Data about app and page elements
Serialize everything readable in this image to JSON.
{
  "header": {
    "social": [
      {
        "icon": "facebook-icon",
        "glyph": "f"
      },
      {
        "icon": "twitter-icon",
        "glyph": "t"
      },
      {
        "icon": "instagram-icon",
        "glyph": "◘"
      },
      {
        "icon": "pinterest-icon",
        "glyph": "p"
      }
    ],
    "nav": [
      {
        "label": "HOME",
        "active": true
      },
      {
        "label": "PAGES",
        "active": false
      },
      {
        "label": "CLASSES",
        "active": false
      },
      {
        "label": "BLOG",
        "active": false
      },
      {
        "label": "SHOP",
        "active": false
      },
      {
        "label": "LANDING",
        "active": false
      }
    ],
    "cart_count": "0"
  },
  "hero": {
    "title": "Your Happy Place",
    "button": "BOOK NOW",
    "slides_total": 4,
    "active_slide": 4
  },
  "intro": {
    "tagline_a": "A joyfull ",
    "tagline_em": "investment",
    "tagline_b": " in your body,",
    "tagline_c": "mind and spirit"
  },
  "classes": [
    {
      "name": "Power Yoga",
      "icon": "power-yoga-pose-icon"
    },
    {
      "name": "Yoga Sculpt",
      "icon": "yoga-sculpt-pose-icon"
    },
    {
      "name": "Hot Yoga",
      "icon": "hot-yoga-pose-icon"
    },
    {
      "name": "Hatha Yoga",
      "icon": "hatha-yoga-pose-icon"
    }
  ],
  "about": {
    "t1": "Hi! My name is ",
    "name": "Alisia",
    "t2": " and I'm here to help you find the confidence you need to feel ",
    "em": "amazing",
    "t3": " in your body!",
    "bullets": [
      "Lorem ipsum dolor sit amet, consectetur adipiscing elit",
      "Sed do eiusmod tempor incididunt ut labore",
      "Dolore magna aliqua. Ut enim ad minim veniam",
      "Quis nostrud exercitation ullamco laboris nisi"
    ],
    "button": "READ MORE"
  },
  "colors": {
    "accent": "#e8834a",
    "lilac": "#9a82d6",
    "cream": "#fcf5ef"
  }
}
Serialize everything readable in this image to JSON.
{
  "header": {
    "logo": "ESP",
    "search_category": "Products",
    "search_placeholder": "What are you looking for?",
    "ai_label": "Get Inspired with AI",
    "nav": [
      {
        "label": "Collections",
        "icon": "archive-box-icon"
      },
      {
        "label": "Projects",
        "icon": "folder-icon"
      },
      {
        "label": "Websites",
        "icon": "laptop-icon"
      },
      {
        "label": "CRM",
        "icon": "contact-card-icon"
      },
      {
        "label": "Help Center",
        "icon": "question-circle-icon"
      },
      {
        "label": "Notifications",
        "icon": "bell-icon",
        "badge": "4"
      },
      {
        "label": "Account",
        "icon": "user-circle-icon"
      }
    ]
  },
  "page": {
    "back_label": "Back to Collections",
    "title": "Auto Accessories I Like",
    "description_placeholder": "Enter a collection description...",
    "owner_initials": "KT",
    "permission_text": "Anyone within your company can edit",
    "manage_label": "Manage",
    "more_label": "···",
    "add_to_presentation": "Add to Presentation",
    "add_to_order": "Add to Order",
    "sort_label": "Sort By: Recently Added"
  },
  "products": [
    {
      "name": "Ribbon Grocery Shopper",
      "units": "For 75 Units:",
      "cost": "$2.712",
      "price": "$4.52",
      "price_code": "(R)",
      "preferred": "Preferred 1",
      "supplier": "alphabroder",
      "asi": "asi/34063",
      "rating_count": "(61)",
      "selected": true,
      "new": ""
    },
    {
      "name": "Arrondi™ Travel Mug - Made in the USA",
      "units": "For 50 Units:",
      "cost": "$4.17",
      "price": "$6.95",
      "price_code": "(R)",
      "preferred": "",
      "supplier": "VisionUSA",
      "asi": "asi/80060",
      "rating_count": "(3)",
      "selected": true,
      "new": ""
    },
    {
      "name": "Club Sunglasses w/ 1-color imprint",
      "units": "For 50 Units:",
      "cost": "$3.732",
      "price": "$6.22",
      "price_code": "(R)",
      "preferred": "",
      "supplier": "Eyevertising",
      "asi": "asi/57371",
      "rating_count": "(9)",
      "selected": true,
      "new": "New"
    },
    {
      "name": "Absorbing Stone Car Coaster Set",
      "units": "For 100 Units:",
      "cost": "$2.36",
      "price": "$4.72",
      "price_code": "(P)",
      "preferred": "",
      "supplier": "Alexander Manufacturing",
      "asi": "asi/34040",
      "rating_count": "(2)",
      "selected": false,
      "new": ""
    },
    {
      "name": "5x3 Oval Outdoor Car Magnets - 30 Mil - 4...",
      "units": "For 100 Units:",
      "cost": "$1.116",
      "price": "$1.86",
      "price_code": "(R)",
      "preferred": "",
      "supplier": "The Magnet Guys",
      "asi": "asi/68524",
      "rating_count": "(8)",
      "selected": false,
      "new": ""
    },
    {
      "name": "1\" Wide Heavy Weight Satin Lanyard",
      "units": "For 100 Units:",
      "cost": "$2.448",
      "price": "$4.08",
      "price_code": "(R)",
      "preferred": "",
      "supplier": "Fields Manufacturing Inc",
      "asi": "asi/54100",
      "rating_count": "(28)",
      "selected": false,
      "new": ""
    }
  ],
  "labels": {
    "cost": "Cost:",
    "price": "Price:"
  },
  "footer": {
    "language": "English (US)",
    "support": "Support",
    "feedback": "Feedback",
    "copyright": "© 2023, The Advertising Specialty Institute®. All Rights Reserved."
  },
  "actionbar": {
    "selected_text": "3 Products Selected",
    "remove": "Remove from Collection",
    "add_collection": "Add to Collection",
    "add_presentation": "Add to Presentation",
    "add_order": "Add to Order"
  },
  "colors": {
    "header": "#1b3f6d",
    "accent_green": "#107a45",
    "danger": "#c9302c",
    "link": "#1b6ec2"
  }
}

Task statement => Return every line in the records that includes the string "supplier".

Solution to this exercise =>
      "supplier": "alphabroder",
      "supplier": "VisionUSA",
      "supplier": "Eyevertising",
      "supplier": "Alexander Manufacturing",
      "supplier": "The Magnet Guys",
      "supplier": "Fields Manufacturing Inc",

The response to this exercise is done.